# Prompt:
Show the lines of the material that contain the word "date".

# Information provided:
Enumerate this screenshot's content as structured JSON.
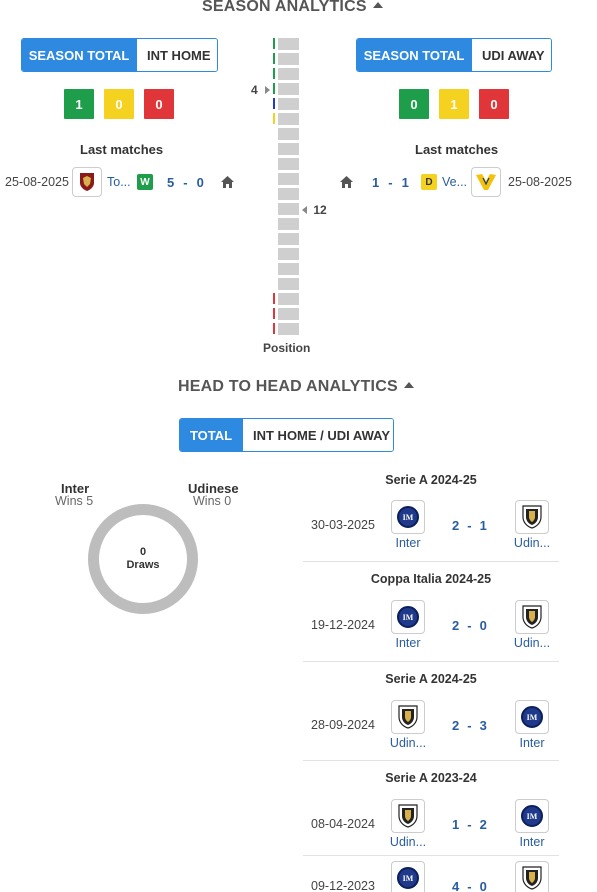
{
  "season": {
    "title": "SEASON ANALYTICS",
    "home": {
      "toggle_active": "SEASON TOTAL",
      "toggle_other": "INT HOME",
      "form": [
        "1",
        "0",
        "0"
      ],
      "last_matches_label": "Last matches",
      "last_match": {
        "date": "25-08-2025",
        "opponent": "To...",
        "result": "W",
        "score_home": "5",
        "score_away": "0"
      }
    },
    "away": {
      "toggle_active": "SEASON TOTAL",
      "toggle_other": "UDI AWAY",
      "form": [
        "0",
        "1",
        "0"
      ],
      "last_matches_label": "Last matches",
      "last_match": {
        "date": "25-08-2025",
        "opponent": "Ve...",
        "result": "D",
        "score_home": "1",
        "score_away": "1"
      }
    },
    "ladder": {
      "left_marker": "4",
      "right_marker": "12",
      "label": "Position"
    }
  },
  "h2h": {
    "title": "HEAD TO HEAD ANALYTICS",
    "toggle_active": "TOTAL",
    "toggle_other": "INT HOME / UDI AWAY",
    "left_team": "Inter",
    "left_wins": "Wins 5",
    "right_team": "Udinese",
    "right_wins": "Wins 0",
    "draws_count": "0",
    "draws_label": "Draws",
    "matches": [
      {
        "competition": "Serie A 2024-25",
        "date": "30-03-2025",
        "home": "Inter",
        "home_logo": "inter",
        "score_home": "2",
        "score_away": "1",
        "away": "Udin...",
        "away_logo": "udinese"
      },
      {
        "competition": "Coppa Italia 2024-25",
        "date": "19-12-2024",
        "home": "Inter",
        "home_logo": "inter",
        "score_home": "2",
        "score_away": "0",
        "away": "Udin...",
        "away_logo": "udinese"
      },
      {
        "competition": "Serie A 2024-25",
        "date": "28-09-2024",
        "home": "Udin...",
        "home_logo": "udinese",
        "score_home": "2",
        "score_away": "3",
        "away": "Inter",
        "away_logo": "inter"
      },
      {
        "competition": "Serie A 2023-24",
        "date": "08-04-2024",
        "home": "Udin...",
        "home_logo": "udinese",
        "score_home": "1",
        "score_away": "2",
        "away": "Inter",
        "away_logo": "inter"
      },
      {
        "competition": "",
        "date": "09-12-2023",
        "home": "",
        "home_logo": "inter",
        "score_home": "4",
        "score_away": "0",
        "away": "",
        "away_logo": "udinese"
      }
    ]
  },
  "colors": {
    "accent": "#2d8ae0",
    "win": "#1e9e4a",
    "draw": "#f4d21f",
    "loss": "#e0363a",
    "score": "#2a5d9f"
  },
  "icons": [
    "caret-up-icon",
    "home-icon",
    "torino-logo",
    "verona-logo",
    "inter-logo",
    "udinese-logo"
  ]
}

# Task answer:
        "date": "25-08-2025",
        "date": "25-08-2025",
        "date": "30-03-2025",
        "date": "19-12-2024",
        "date": "28-09-2024",
        "date": "08-04-2024",
        "date": "09-12-2023",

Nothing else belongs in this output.